As the buses with people who were forced from their homes left parts of Eastern Ghouta, government forces and allied militia moved in after five years of siege and bombings.
Pro-Assad government television crews rushed in to show how the enclave had been run by rebel fighters, who they call “terrorists”.
Relentless bombardment had forced people underground into basements. Aid workers say people often spent days in poor living conditions in Eastern Ghouta.
Many were unable to leave, fearing shelling and bombing.
Frequent attacks on hospitals meant even medical treatment was being provided below ground level. In the last days of the siege people connected tunnels and shelters to hospitals.
On some days, doctors say, there would be very few people coming to hospitals and clinics. But at night, that number would increase because people felt safer when they thought the jets could not see them moving.
All this increased not just physical health risks but also mental health problems as people stranded underground suffered extremely high levels of stress.
In Eastern Ghouta, the entire population is accused of supporting the opposition. Now that the siege has ended, aid workers are citing previous examples of neglect in Aleppo and Homs after government takeovers there and warn of a looming crisis for the tens of thousands left behind.
War of words
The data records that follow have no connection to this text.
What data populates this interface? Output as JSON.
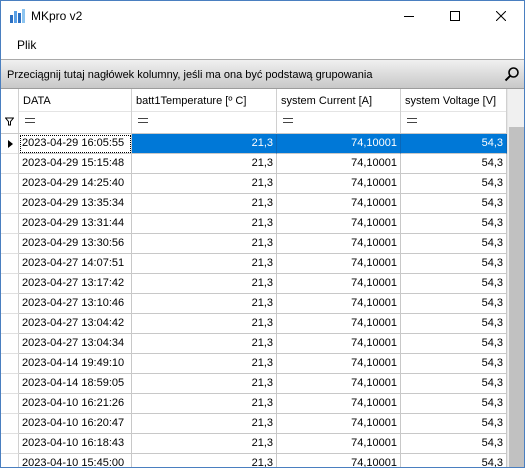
{
  "window": {
    "title": "MKpro v2",
    "icon": "mkpro-app-icon",
    "controls": [
      "minimize-icon",
      "maximize-icon",
      "close-icon"
    ]
  },
  "menu": {
    "items": [
      {
        "label": "Plik"
      }
    ]
  },
  "group_panel": {
    "text": "Przeciągnij tutaj nagłówek kolumny, jeśli ma ona być podstawą grupowania",
    "icon": "search-icon"
  },
  "grid": {
    "columns": [
      {
        "label": "DATA"
      },
      {
        "label": "batt1Temperature [º C]"
      },
      {
        "label": "system Current [A]"
      },
      {
        "label": "system Voltage [V]"
      }
    ],
    "selection_color": "#0078d7",
    "rows": [
      [
        "2023-04-29 16:05:55",
        "21,3",
        "74,10001",
        "54,3"
      ],
      [
        "2023-04-29 15:15:48",
        "21,3",
        "74,10001",
        "54,3"
      ],
      [
        "2023-04-29 14:25:40",
        "21,3",
        "74,10001",
        "54,3"
      ],
      [
        "2023-04-29 13:35:34",
        "21,3",
        "74,10001",
        "54,3"
      ],
      [
        "2023-04-29 13:31:44",
        "21,3",
        "74,10001",
        "54,3"
      ],
      [
        "2023-04-29 13:30:56",
        "21,3",
        "74,10001",
        "54,3"
      ],
      [
        "2023-04-27 14:07:51",
        "21,3",
        "74,10001",
        "54,3"
      ],
      [
        "2023-04-27 13:17:42",
        "21,3",
        "74,10001",
        "54,3"
      ],
      [
        "2023-04-27 13:10:46",
        "21,3",
        "74,10001",
        "54,3"
      ],
      [
        "2023-04-27 13:04:42",
        "21,3",
        "74,10001",
        "54,3"
      ],
      [
        "2023-04-27 13:04:34",
        "21,3",
        "74,10001",
        "54,3"
      ],
      [
        "2023-04-14 19:49:10",
        "21,3",
        "74,10001",
        "54,3"
      ],
      [
        "2023-04-14 18:59:05",
        "21,3",
        "74,10001",
        "54,3"
      ],
      [
        "2023-04-10 16:21:26",
        "21,3",
        "74,10001",
        "54,3"
      ],
      [
        "2023-04-10 16:20:47",
        "21,3",
        "74,10001",
        "54,3"
      ],
      [
        "2023-04-10 16:18:43",
        "21,3",
        "74,10001",
        "54,3"
      ],
      [
        "2023-04-10 15:45:00",
        "21,3",
        "74,10001",
        "54,3"
      ]
    ]
  }
}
While the narration on Syrian media says only fighters were allowed into hospitals and civilians were prohibited to enter during the siege, charities supporting these health institutions deny those claims.
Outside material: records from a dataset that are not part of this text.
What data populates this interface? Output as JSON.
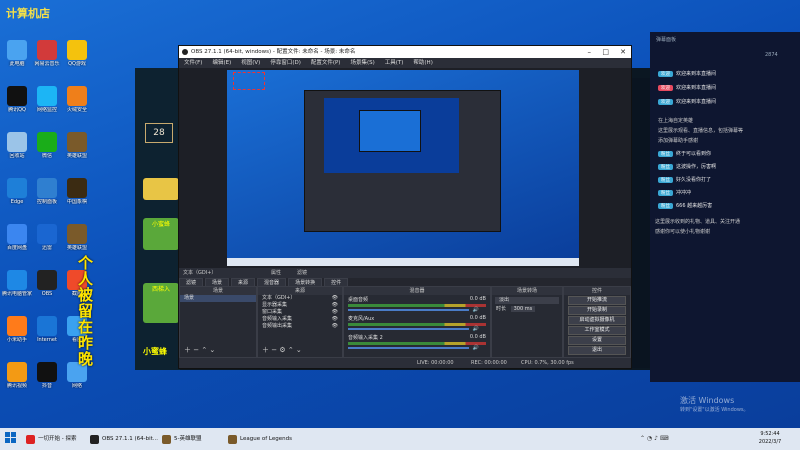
{
  "desktop_logo": "计算机店",
  "desktop_icons": [
    {
      "label": "此电脑",
      "color": "#4aa3f0"
    },
    {
      "label": "网易云音乐",
      "color": "#d23a3a"
    },
    {
      "label": "QQ游戏",
      "color": "#f4c20d"
    },
    {
      "label": "腾讯QQ",
      "color": "#111"
    },
    {
      "label": "网络监控",
      "color": "#1cb5f5"
    },
    {
      "label": "火绒安全",
      "color": "#ef7f1a"
    },
    {
      "label": "回收站",
      "color": "#9bc4e8"
    },
    {
      "label": "微信",
      "color": "#1aad19"
    },
    {
      "label": "英雄联盟",
      "color": "#7a5a2a"
    },
    {
      "label": "Edge",
      "color": "#1e7fd8"
    },
    {
      "label": "控制面板",
      "color": "#2f7fd0"
    },
    {
      "label": "中国象棋",
      "color": "#3b2b12"
    },
    {
      "label": "百度网盘",
      "color": "#3b86f0"
    },
    {
      "label": "迅雷",
      "color": "#1a66d1"
    },
    {
      "label": "英雄联盟",
      "color": "#7a5a2a"
    },
    {
      "label": "腾讯电脑管家",
      "color": "#1e88e5"
    },
    {
      "label": "OBS",
      "color": "#222"
    },
    {
      "label": "截图",
      "color": "#ef4a2a"
    },
    {
      "label": "小米助手",
      "color": "#ff7b1a"
    },
    {
      "label": "Internet",
      "color": "#1a75d6"
    },
    {
      "label": "看图",
      "color": "#3aa1f0"
    },
    {
      "label": "腾讯视频",
      "color": "#f39a14"
    },
    {
      "label": "抖音",
      "color": "#111"
    },
    {
      "label": "网络",
      "color": "#4aa3f0"
    }
  ],
  "overlay_text": "个人被留在昨晚",
  "game": {
    "title": "League of Legends",
    "level": "28",
    "btn1": "小蜜蜂",
    "btn2": "西梯入",
    "footer": "小蜜蜂"
  },
  "obs": {
    "title": "OBS 27.1.1 (64-bit, windows) - 配置文件: 未命名 - 场景: 未命名",
    "menus": [
      "文件(F)",
      "编辑(E)",
      "视图(V)",
      "停靠窗口(D)",
      "配置文件(P)",
      "场景集(S)",
      "工具(T)",
      "帮助(H)"
    ],
    "sourcebar": {
      "label": "文本（GDI+）",
      "props": "属性",
      "filters": "滤镜"
    },
    "tabs": [
      "滤镜",
      "场景",
      "来源",
      "混音器",
      "场景转换",
      "控件"
    ],
    "scenes_header": "场景",
    "scene_item": "场景",
    "sources_header": "来源",
    "sources": [
      "文本（GDI+）",
      "显示器采集",
      "窗口采集",
      "音频输入采集",
      "音频输出采集"
    ],
    "mixer_header": "混音器",
    "mixer": [
      {
        "name": "桌面音频",
        "db": "0.0 dB"
      },
      {
        "name": "麦克风/Aux",
        "db": "0.0 dB"
      },
      {
        "name": "音频输入采集 2",
        "db": "0.0 dB"
      }
    ],
    "transition_header": "场景转场",
    "transition": "淡出",
    "duration_label": "时长",
    "duration": "300 ms",
    "controls_header": "控件",
    "controls": [
      "开始推流",
      "开始录制",
      "启动虚拟摄像机",
      "工作室模式",
      "设置",
      "退出"
    ],
    "status": {
      "live": "LIVE: 00:00:00",
      "rec": "REC: 00:00:00",
      "cpu": "CPU: 0.7%, 30.00 fps"
    }
  },
  "chat": {
    "header": "弹幕面板",
    "count": "2874",
    "messages": [
      {
        "badge": "欢迎",
        "badge_color": "#3aa7d4",
        "text": "欢迎来到本直播间",
        "name": "用户"
      },
      {
        "badge": "欢迎",
        "badge_color": "#e84a5f",
        "text": "欢迎来到本直播间",
        "name": "用户"
      },
      {
        "badge": "欢迎",
        "badge_color": "#3aa7d4",
        "text": "欢迎来到本直播间",
        "name": "用户"
      }
    ],
    "notice": "在上海自定英雄",
    "notice2": "这里展示观看、直播信息，包括弹幕等",
    "notice3": "添加弹幕助手感谢",
    "replies": [
      {
        "badge": "粉丝",
        "badge_color": "#3aa7d4",
        "text": "终于可以看到你"
      },
      {
        "badge": "粉丝",
        "badge_color": "#3aa7d4",
        "text": "这波操作，厉害啊"
      },
      {
        "badge": "粉丝",
        "badge_color": "#3aa7d4",
        "text": "好久没看你打了"
      },
      {
        "badge": "粉丝",
        "badge_color": "#3aa7d4",
        "text": "冲冲冲"
      },
      {
        "badge": "粉丝",
        "badge_color": "#3aa7d4",
        "text": "666 越来越厉害"
      }
    ],
    "footer1": "这里展示收到的礼物、道具、关注开通",
    "footer2": "感谢你可以使小礼物谢谢"
  },
  "watermark": {
    "line1": "激活 Windows",
    "line2": "转到\"设置\"以激活 Windows。"
  },
  "taskbar": {
    "items": [
      {
        "label": "一切开始 - 探索",
        "color": "#d22"
      },
      {
        "label": "OBS 27.1.1 (64-bit...",
        "color": "#222"
      },
      {
        "label": "5-英雄联盟",
        "color": "#7a5a2a"
      },
      {
        "label": "League of Legends",
        "color": "#7a5a2a"
      }
    ],
    "time": "9:52:44",
    "date": "2022/3/7"
  }
}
The Syrian American Medical Society (SAMS) has been criticised by the Syrian government for assisting doctors in providing evidence of previous chemical attacks to international investigators.
Members of SAMS told Al Jazeera their only mission is to assist doctors and hospitals to provide medical assistance where the Syrian government does not.
According to Syrian media, all organisations helping the besieged population of almost 400,000 people were supporting “terrorists”.
Doctors say their oath demands that they treat people who need medical assistance, irrespective of political or ideological affiliations.
And while the government says there was no medicine shortage in besieged Ghouta, medics say the boxes of medical supplies brandished in government propaganda are misleading.
One aid worker told us that if they needed painkillers for trauma victims of the indiscriminate bombardment they could not have provided that from a box of bandages in a warehouse.
“The situation in Ghouta was extremely traumatic, the needs were absolutely unique there was an unseen situation,” said Omar Ahmed Abenza, the Doctors Without Borders head of mission for northwestern Syria.
“The medical colleagues we were supporting in Ghouta were clearly sharing with us not having enough medical supplies.
“There was a very acute medical situation in Ghouta.”
The influx of tens of thousands to Idlib and Aleppo is making things difficult for already overstretched health infrastructures there.
Doctors at one hospital in Qalaat al Madiq in the Hama governorate said 5,000 people were dropped off on the first day of the evacuation.
Most of the injured were hit by bombings and some had gunshot wounds to be treated in the hospital’s only operation theatre.
In addition to the hundreds of cases with trauma and injuries, they were treating women giving birth and cases of malnutrition.
“The health system in the Idlib governorate is not enough. You don’t have specialists, you don’t have enough supplies in every health facility,” Abenza said.
“Most importantly, these new arrivals don’t understand how it works – the access is an issue.”
Back in Eastern Ghouta, medical workers are calling on UN agencies to use the proximity to the capital Damascus to rebuild and support the devastated health infrastructure.
MSF said the conduct of the war in Syria must abide by international law, assuring access of people to healthcare services along with protection of patients, health workers and health facilities.
The availability of key medicines and medical consumables – precarious at best for the time being – must be unconditionally granted by all parties to the conflict.
But now that the bombs are no longer falling, there is no more media attention for health needs.